__Exercise brief__: Go through the data below line by line and report how many lines contain "rows", giving only that figure.

__Source material__:
::::::::
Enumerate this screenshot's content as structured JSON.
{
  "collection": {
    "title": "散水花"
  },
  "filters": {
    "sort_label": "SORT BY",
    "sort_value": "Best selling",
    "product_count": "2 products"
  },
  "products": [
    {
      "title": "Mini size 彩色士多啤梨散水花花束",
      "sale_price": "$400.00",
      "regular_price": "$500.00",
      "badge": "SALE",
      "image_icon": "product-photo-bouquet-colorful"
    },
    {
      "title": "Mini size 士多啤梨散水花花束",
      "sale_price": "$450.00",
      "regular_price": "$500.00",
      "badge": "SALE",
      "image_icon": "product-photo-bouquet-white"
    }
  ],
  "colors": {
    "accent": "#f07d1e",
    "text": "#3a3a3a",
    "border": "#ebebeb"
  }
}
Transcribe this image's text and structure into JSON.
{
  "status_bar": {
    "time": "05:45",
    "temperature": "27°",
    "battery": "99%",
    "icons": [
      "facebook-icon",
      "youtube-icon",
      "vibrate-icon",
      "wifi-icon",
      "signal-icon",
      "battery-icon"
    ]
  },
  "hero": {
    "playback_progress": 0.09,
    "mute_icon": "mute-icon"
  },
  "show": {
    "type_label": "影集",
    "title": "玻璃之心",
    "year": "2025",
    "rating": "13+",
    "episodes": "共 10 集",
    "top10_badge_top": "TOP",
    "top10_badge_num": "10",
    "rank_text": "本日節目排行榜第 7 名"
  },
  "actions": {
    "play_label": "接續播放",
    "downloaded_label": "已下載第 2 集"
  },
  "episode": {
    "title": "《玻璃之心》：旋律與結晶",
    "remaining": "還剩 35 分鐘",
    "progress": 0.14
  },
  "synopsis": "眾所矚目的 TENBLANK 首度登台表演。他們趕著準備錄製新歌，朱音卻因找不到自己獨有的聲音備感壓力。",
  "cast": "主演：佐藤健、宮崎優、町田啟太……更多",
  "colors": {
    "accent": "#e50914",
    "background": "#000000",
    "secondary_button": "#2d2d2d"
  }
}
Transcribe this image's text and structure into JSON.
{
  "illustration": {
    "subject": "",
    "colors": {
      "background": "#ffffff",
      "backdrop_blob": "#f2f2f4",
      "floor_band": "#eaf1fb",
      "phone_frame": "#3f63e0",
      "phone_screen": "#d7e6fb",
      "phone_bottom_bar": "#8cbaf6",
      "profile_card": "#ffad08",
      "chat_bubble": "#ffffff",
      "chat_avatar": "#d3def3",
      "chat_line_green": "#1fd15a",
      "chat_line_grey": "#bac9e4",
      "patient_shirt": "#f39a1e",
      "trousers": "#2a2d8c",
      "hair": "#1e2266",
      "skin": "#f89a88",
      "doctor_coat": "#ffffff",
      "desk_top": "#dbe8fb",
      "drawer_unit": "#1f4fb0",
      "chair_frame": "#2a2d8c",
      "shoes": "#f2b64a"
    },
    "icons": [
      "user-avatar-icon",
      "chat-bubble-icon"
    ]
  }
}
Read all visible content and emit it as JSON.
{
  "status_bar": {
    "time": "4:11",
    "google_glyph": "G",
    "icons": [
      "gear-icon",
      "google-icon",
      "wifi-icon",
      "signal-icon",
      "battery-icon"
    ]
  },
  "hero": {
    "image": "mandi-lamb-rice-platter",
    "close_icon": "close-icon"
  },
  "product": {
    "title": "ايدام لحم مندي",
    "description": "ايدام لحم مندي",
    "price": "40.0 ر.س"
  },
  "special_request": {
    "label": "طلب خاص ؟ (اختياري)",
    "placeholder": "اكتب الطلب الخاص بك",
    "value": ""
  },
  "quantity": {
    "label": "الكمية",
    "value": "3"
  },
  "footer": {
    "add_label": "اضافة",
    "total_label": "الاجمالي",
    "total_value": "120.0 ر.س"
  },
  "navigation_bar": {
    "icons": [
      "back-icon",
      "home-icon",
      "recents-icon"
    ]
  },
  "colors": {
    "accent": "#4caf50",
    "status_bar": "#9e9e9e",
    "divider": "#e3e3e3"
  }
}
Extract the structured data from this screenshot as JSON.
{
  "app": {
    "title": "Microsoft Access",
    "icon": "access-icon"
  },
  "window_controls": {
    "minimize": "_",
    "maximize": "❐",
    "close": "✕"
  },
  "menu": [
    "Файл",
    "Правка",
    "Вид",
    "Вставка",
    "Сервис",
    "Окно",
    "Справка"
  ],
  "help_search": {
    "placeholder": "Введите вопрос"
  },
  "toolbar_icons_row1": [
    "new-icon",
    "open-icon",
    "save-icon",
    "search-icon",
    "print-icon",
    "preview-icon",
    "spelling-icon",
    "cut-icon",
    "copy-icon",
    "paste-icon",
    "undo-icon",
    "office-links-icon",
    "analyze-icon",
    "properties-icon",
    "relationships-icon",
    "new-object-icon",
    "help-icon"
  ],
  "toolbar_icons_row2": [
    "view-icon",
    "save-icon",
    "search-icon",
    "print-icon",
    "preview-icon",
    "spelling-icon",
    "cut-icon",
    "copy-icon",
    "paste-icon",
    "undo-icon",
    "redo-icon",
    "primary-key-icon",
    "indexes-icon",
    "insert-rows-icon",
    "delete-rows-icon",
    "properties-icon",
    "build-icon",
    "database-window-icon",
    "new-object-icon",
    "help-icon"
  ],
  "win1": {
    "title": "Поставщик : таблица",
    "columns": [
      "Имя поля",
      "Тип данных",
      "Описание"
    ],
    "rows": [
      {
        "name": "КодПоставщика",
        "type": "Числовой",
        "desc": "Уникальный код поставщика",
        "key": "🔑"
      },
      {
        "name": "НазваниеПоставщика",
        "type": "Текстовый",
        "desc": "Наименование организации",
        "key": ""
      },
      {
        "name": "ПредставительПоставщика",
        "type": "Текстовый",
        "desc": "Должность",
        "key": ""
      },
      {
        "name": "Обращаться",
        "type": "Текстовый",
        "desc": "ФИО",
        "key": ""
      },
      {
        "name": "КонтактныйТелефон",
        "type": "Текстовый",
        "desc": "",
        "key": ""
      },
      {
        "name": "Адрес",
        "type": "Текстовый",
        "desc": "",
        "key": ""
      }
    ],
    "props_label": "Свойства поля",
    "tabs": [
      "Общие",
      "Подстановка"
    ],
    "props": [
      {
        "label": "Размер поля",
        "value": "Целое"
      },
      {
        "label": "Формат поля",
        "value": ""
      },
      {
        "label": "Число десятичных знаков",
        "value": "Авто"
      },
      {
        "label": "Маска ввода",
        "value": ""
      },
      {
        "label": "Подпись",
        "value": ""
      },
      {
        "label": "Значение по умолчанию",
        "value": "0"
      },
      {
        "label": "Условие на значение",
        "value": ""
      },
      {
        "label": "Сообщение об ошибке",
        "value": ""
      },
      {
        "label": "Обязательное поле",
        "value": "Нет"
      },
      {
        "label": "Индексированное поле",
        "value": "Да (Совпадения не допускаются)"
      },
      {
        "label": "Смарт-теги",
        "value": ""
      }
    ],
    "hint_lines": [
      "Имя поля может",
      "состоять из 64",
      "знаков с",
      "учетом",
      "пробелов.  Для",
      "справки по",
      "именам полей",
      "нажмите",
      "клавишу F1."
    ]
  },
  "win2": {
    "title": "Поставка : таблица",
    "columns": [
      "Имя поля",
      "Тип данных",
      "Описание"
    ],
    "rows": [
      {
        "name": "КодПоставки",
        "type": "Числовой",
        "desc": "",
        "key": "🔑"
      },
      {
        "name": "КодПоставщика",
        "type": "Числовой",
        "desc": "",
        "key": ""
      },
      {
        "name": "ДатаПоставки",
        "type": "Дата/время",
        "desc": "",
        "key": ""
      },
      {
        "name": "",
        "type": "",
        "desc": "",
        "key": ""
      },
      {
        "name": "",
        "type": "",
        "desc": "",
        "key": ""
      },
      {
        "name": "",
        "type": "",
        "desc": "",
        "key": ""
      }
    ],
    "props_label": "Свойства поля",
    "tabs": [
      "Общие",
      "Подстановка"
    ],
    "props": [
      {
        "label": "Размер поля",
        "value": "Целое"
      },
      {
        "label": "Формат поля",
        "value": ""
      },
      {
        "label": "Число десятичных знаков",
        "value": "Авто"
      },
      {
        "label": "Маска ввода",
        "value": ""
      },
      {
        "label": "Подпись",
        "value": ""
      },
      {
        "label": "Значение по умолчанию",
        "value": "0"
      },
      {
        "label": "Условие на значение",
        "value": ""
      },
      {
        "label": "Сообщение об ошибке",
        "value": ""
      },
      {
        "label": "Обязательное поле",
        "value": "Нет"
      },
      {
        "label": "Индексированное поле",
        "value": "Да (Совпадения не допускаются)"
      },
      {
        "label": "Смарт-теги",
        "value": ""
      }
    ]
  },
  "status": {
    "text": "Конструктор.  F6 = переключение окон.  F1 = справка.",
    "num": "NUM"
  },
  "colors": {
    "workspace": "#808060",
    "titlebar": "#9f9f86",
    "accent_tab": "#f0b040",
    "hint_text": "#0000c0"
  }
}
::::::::
__Answer area__: 4